In recent years, Morocco, Egypt, and Turkey have trained and appointed a new group to the ranks of religious guides: women. Female religious guides, al-murshidat in Arabic, reach a demographic group that might otherwise not be available – or receptive – to male imams, such as women and children, particularly those in poorer neighborhoods.
Lecture delivered on November 5, 2009 at Barnard College. Originally entitled "Should Religious Ethics Matter to Feminist Politics?" Mahmood's talk marked the sixth annual Helen Pond McIntyre '48 Lecture.
Documentary featuring women leaders from across the United States who are raising their voices in support of efforts geared towards doemstic workers in the United States. Participants include: Carol Jenkins, Maria Hinojosa, Liz Azbug, Nicole Mason, Amy Richards, Barbara Smith, Gloria Steinem, Yolanda Wu, Jennifer Baumgardner, and the Guerrilla Girls.
An excerpt from "ART: Where are we Now?," a panel discussion at the 2009 Scholar & Feminist Conference, "The Politics of Reproduction: New Technologies of Life," held on February 28, 2009 at Barnard College.
From Saturday's Globe and Mail, Published on Saturday, Jan. 09, 2010 12:00AM EST, Last updated on Monday, Jan. 11, 2010 7:43AM EST
It's hard not to feel wistful in 2010 when recalling the excitement of the early 1970s, when feminism was becoming mainstream, women were demanding greater equality, and many young people believed they were building a new world without the limits that had constrained many of their mothers and grandmothers.
Report: "Women, Work and the Academy: Strategies for Responding to ‘Post-Civil Rights Era' Discrimination." This report is based on the Virginia C. Gildersleeve Conference, organized so as to take stock of the extant research and interventions and to chart a course forward. The report highlights the effects of a diffuse set of barriers to women's participation.

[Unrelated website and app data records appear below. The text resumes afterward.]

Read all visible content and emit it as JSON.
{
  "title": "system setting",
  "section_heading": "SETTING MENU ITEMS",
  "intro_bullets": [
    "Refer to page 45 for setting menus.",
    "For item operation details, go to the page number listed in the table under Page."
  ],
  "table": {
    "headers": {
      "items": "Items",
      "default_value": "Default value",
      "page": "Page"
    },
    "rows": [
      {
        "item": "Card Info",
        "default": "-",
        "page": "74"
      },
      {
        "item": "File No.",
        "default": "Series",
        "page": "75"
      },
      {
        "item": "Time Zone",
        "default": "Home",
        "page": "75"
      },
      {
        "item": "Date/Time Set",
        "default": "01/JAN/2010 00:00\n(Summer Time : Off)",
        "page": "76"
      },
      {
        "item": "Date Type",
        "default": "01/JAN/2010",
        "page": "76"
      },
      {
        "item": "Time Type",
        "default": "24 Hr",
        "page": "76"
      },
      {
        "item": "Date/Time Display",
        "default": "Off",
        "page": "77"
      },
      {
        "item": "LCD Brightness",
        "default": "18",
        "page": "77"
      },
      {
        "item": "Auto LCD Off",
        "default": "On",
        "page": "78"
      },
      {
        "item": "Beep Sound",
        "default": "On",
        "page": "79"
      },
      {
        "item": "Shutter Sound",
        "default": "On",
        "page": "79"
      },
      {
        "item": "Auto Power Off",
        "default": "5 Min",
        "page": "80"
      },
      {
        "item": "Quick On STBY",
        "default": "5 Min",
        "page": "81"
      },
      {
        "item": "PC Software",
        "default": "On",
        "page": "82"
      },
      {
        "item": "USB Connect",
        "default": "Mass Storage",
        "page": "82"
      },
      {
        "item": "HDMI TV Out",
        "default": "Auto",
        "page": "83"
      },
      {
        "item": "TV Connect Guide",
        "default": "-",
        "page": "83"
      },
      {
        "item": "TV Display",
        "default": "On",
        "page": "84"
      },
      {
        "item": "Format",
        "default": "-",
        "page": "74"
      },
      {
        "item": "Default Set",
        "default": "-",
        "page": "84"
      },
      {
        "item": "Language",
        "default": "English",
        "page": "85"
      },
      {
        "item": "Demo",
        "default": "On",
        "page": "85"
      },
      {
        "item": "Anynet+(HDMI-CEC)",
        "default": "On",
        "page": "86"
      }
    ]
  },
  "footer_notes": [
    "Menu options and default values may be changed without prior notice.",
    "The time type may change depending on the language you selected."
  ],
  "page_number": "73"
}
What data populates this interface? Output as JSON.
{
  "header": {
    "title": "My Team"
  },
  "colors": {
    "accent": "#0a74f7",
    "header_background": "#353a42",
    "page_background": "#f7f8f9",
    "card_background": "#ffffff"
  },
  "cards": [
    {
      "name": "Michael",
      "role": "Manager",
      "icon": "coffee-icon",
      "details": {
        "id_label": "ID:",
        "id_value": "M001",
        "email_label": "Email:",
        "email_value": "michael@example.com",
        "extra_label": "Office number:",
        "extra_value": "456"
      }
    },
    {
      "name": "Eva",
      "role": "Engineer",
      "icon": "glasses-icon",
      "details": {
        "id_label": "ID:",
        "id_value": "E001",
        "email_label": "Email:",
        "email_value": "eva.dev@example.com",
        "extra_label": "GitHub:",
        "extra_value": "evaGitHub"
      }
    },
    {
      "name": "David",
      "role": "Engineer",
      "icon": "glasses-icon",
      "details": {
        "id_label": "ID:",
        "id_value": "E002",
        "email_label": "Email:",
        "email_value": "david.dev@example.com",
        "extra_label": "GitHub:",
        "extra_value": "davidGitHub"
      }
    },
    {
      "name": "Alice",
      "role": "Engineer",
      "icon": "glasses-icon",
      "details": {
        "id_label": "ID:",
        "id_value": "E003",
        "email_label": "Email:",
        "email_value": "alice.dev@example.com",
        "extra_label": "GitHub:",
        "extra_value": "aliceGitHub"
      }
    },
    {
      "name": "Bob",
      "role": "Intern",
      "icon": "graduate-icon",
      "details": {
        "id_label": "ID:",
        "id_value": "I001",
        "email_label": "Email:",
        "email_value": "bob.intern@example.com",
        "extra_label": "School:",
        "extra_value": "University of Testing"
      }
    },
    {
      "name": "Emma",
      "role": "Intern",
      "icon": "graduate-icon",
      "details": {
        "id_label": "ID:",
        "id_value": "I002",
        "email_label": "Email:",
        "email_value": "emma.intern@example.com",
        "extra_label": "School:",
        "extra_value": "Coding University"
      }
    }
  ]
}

Today, August 26, marks the anniversary of the end of the 72-year fight for women’s right to vote. That’s right – our forebears faced 72 years of ridicule, ostracism, abuse, imprisonment … and also hope, determination, courage, and eventually, victory.